(The records):
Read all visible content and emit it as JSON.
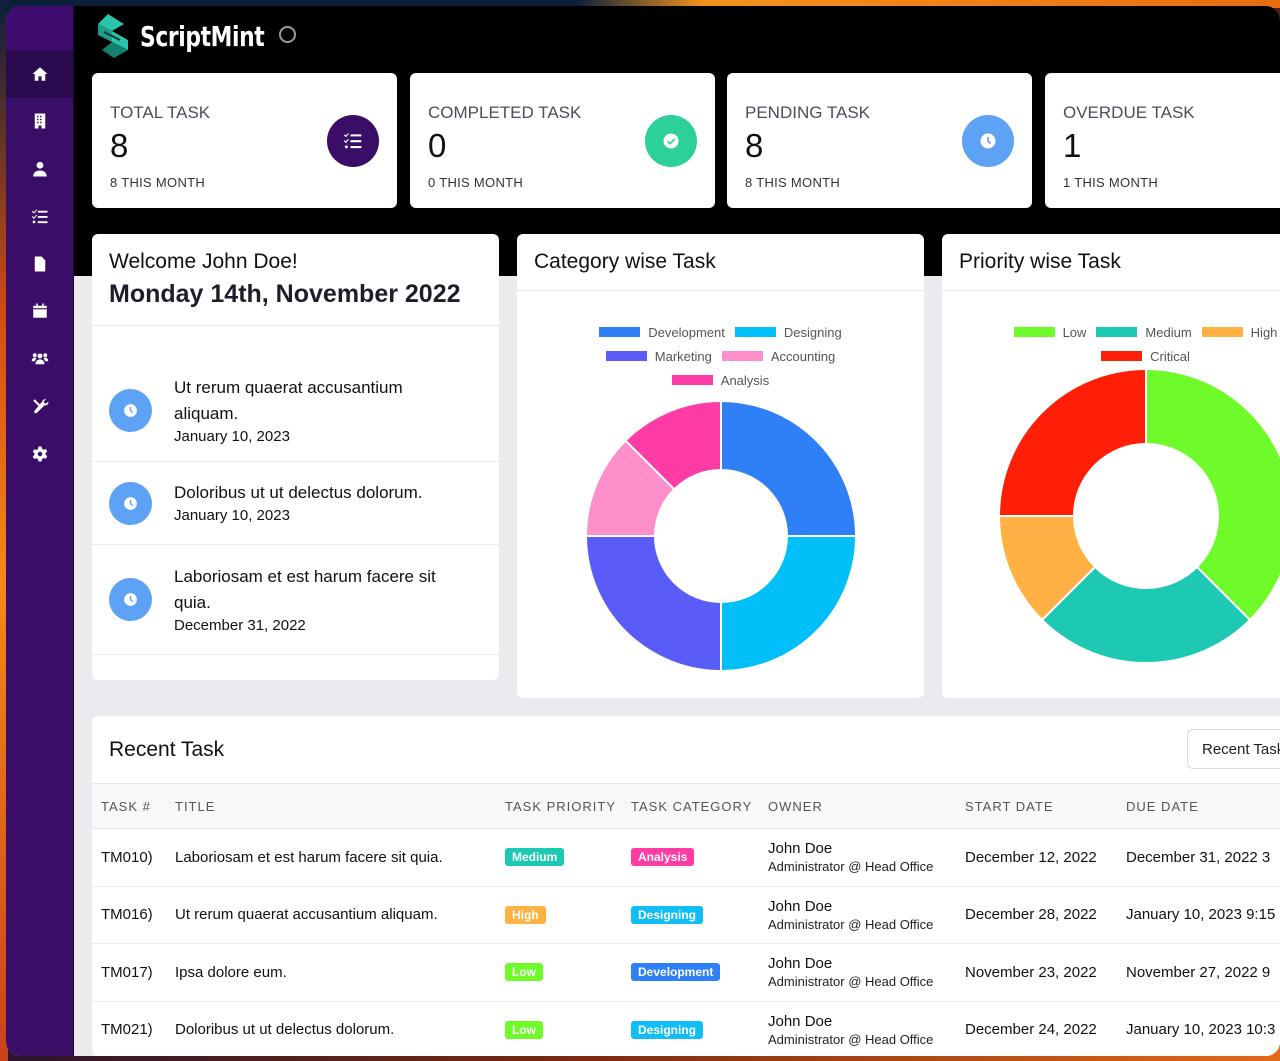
{
  "app": {
    "name": "ScriptMint"
  },
  "sidebar": {
    "items": [
      {
        "icon": "home-icon",
        "label": "Dashboard",
        "active": true
      },
      {
        "icon": "building-icon",
        "label": "Organization"
      },
      {
        "icon": "user-tie-icon",
        "label": "Employees"
      },
      {
        "icon": "tasks-icon",
        "label": "Tasks"
      },
      {
        "icon": "document-icon",
        "label": "Documents"
      },
      {
        "icon": "calendar-icon",
        "label": "Calendar"
      },
      {
        "icon": "users-icon",
        "label": "Teams"
      },
      {
        "icon": "tools-icon",
        "label": "Utilities"
      },
      {
        "icon": "gear-icon",
        "label": "Settings"
      }
    ]
  },
  "stats": [
    {
      "label": "TOTAL TASK",
      "value": "8",
      "sub": "8 THIS MONTH",
      "icon": "task-list-icon",
      "color": "#3a0d66"
    },
    {
      "label": "COMPLETED TASK",
      "value": "0",
      "sub": "0 THIS MONTH",
      "icon": "check-circle-icon",
      "color": "#2ed09a"
    },
    {
      "label": "PENDING TASK",
      "value": "8",
      "sub": "8 THIS MONTH",
      "icon": "clock-icon",
      "color": "#5ea2f5"
    },
    {
      "label": "OVERDUE TASK",
      "value": "1",
      "sub": "1 THIS MONTH",
      "icon": "alert-icon",
      "color": "#ff4b4b"
    }
  ],
  "welcome": {
    "greeting": "Welcome John Doe!",
    "date": "Monday 14th, November 2022",
    "events": [
      {
        "title": "Ut rerum quaerat accusantium aliquam.",
        "date": "January 10, 2023"
      },
      {
        "title": "Doloribus ut ut delectus dolorum.",
        "date": "January 10, 2023"
      },
      {
        "title": "Laboriosam et est harum facere sit quia.",
        "date": "December 31, 2022"
      }
    ]
  },
  "chart_data": [
    {
      "type": "pie",
      "title": "Category wise Task",
      "donut": true,
      "legend": "top",
      "categories": [
        "Development",
        "Designing",
        "Marketing",
        "Accounting",
        "Analysis"
      ],
      "values": [
        2,
        2,
        2,
        1,
        1
      ],
      "colors": [
        "#2f80f7",
        "#00bff9",
        "#5a5cf8",
        "#ff8fca",
        "#ff3ca6"
      ]
    },
    {
      "type": "pie",
      "title": "Priority wise Task",
      "donut": true,
      "legend": "top",
      "categories": [
        "Low",
        "Medium",
        "High",
        "Critical"
      ],
      "values": [
        3,
        2,
        1,
        2
      ],
      "colors": [
        "#6ffb2a",
        "#1dc9b2",
        "#ffb143",
        "#ff1f06"
      ]
    }
  ],
  "recent": {
    "title": "Recent Task",
    "button_label": "Recent Task",
    "columns": [
      "TASK #",
      "TITLE",
      "TASK PRIORITY",
      "TASK CATEGORY",
      "OWNER",
      "START DATE",
      "DUE DATE"
    ],
    "rows": [
      {
        "id": "TM010)",
        "title": "Laboriosam et est harum facere sit quia.",
        "priority": "Medium",
        "priority_color": "#1dc9b2",
        "category": "Analysis",
        "category_color": "#ff3ca6",
        "owner": "John Doe",
        "owner_role": "Administrator @ Head Office",
        "start": "December 12, 2022",
        "due": "December 31, 2022 3"
      },
      {
        "id": "TM016)",
        "title": "Ut rerum quaerat accusantium aliquam.",
        "priority": "High",
        "priority_color": "#ffb143",
        "category": "Designing",
        "category_color": "#10bdf6",
        "owner": "John Doe",
        "owner_role": "Administrator @ Head Office",
        "start": "December 28, 2022",
        "due": "January 10, 2023 9:15"
      },
      {
        "id": "TM017)",
        "title": "Ipsa dolore eum.",
        "priority": "Low",
        "priority_color": "#6ffb2a",
        "category": "Development",
        "category_color": "#2f80f7",
        "owner": "John Doe",
        "owner_role": "Administrator @ Head Office",
        "start": "November 23, 2022",
        "due": "November 27, 2022 9"
      },
      {
        "id": "TM021)",
        "title": "Doloribus ut ut delectus dolorum.",
        "priority": "Low",
        "priority_color": "#6ffb2a",
        "category": "Designing",
        "category_color": "#10bdf6",
        "owner": "John Doe",
        "owner_role": "Administrator @ Head Office",
        "start": "December 24, 2022",
        "due": "January 10, 2023 10:3"
      }
    ]
  }
}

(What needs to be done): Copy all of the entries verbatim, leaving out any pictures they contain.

(Answer to the exercise):
Read all visible content and emit it as JSON.
{
  "app": {
    "name": "ScriptMint"
  },
  "sidebar": {
    "items": [
      {
        "icon": "home-icon",
        "label": "Dashboard",
        "active": true
      },
      {
        "icon": "building-icon",
        "label": "Organization"
      },
      {
        "icon": "user-tie-icon",
        "label": "Employees"
      },
      {
        "icon": "tasks-icon",
        "label": "Tasks"
      },
      {
        "icon": "document-icon",
        "label": "Documents"
      },
      {
        "icon": "calendar-icon",
        "label": "Calendar"
      },
      {
        "icon": "users-icon",
        "label": "Teams"
      },
      {
        "icon": "tools-icon",
        "label": "Utilities"
      },
      {
        "icon": "gear-icon",
        "label": "Settings"
      }
    ]
  },
  "stats": [
    {
      "label": "TOTAL TASK",
      "value": "8",
      "sub": "8 THIS MONTH",
      "icon": "task-list-icon",
      "color": "#3a0d66"
    },
    {
      "label": "COMPLETED TASK",
      "value": "0",
      "sub": "0 THIS MONTH",
      "icon": "check-circle-icon",
      "color": "#2ed09a"
    },
    {
      "label": "PENDING TASK",
      "value": "8",
      "sub": "8 THIS MONTH",
      "icon": "clock-icon",
      "color": "#5ea2f5"
    },
    {
      "label": "OVERDUE TASK",
      "value": "1",
      "sub": "1 THIS MONTH",
      "icon": "alert-icon",
      "color": "#ff4b4b"
    }
  ],
  "welcome": {
    "greeting": "Welcome John Doe!",
    "date": "Monday 14th, November 2022",
    "events": [
      {
        "title": "Ut rerum quaerat accusantium aliquam.",
        "date": "January 10, 2023"
      },
      {
        "title": "Doloribus ut ut delectus dolorum.",
        "date": "January 10, 2023"
      },
      {
        "title": "Laboriosam et est harum facere sit quia.",
        "date": "December 31, 2022"
      }
    ]
  },
  "chart_data": [
    {
      "type": "pie",
      "title": "Category wise Task",
      "donut": true,
      "legend": "top",
      "categories": [
        "Development",
        "Designing",
        "Marketing",
        "Accounting",
        "Analysis"
      ],
      "values": [
        2,
        2,
        2,
        1,
        1
      ],
      "colors": [
        "#2f80f7",
        "#00bff9",
        "#5a5cf8",
        "#ff8fca",
        "#ff3ca6"
      ]
    },
    {
      "type": "pie",
      "title": "Priority wise Task",
      "donut": true,
      "legend": "top",
      "categories": [
        "Low",
        "Medium",
        "High",
        "Critical"
      ],
      "values": [
        3,
        2,
        1,
        2
      ],
      "colors": [
        "#6ffb2a",
        "#1dc9b2",
        "#ffb143",
        "#ff1f06"
      ]
    }
  ],
  "recent": {
    "title": "Recent Task",
    "button_label": "Recent Task",
    "columns": [
      "TASK #",
      "TITLE",
      "TASK PRIORITY",
      "TASK CATEGORY",
      "OWNER",
      "START DATE",
      "DUE DATE"
    ],
    "rows": [
      {
        "id": "TM010)",
        "title": "Laboriosam et est harum facere sit quia.",
        "priority": "Medium",
        "priority_color": "#1dc9b2",
        "category": "Analysis",
        "category_color": "#ff3ca6",
        "owner": "John Doe",
        "owner_role": "Administrator @ Head Office",
        "start": "December 12, 2022",
        "due": "December 31, 2022 3"
      },
      {
        "id": "TM016)",
        "title": "Ut rerum quaerat accusantium aliquam.",
        "priority": "High",
        "priority_color": "#ffb143",
        "category": "Designing",
        "category_color": "#10bdf6",
        "owner": "John Doe",
        "owner_role": "Administrator @ Head Office",
        "start": "December 28, 2022",
        "due": "January 10, 2023 9:15"
      },
      {
        "id": "TM017)",
        "title": "Ipsa dolore eum.",
        "priority": "Low",
        "priority_color": "#6ffb2a",
        "category": "Development",
        "category_color": "#2f80f7",
        "owner": "John Doe",
        "owner_role": "Administrator @ Head Office",
        "start": "November 23, 2022",
        "due": "November 27, 2022 9"
      },
      {
        "id": "TM021)",
        "title": "Doloribus ut ut delectus dolorum.",
        "priority": "Low",
        "priority_color": "#6ffb2a",
        "category": "Designing",
        "category_color": "#10bdf6",
        "owner": "John Doe",
        "owner_role": "Administrator @ Head Office",
        "start": "December 24, 2022",
        "due": "January 10, 2023 10:3"
      }
    ]
  }
}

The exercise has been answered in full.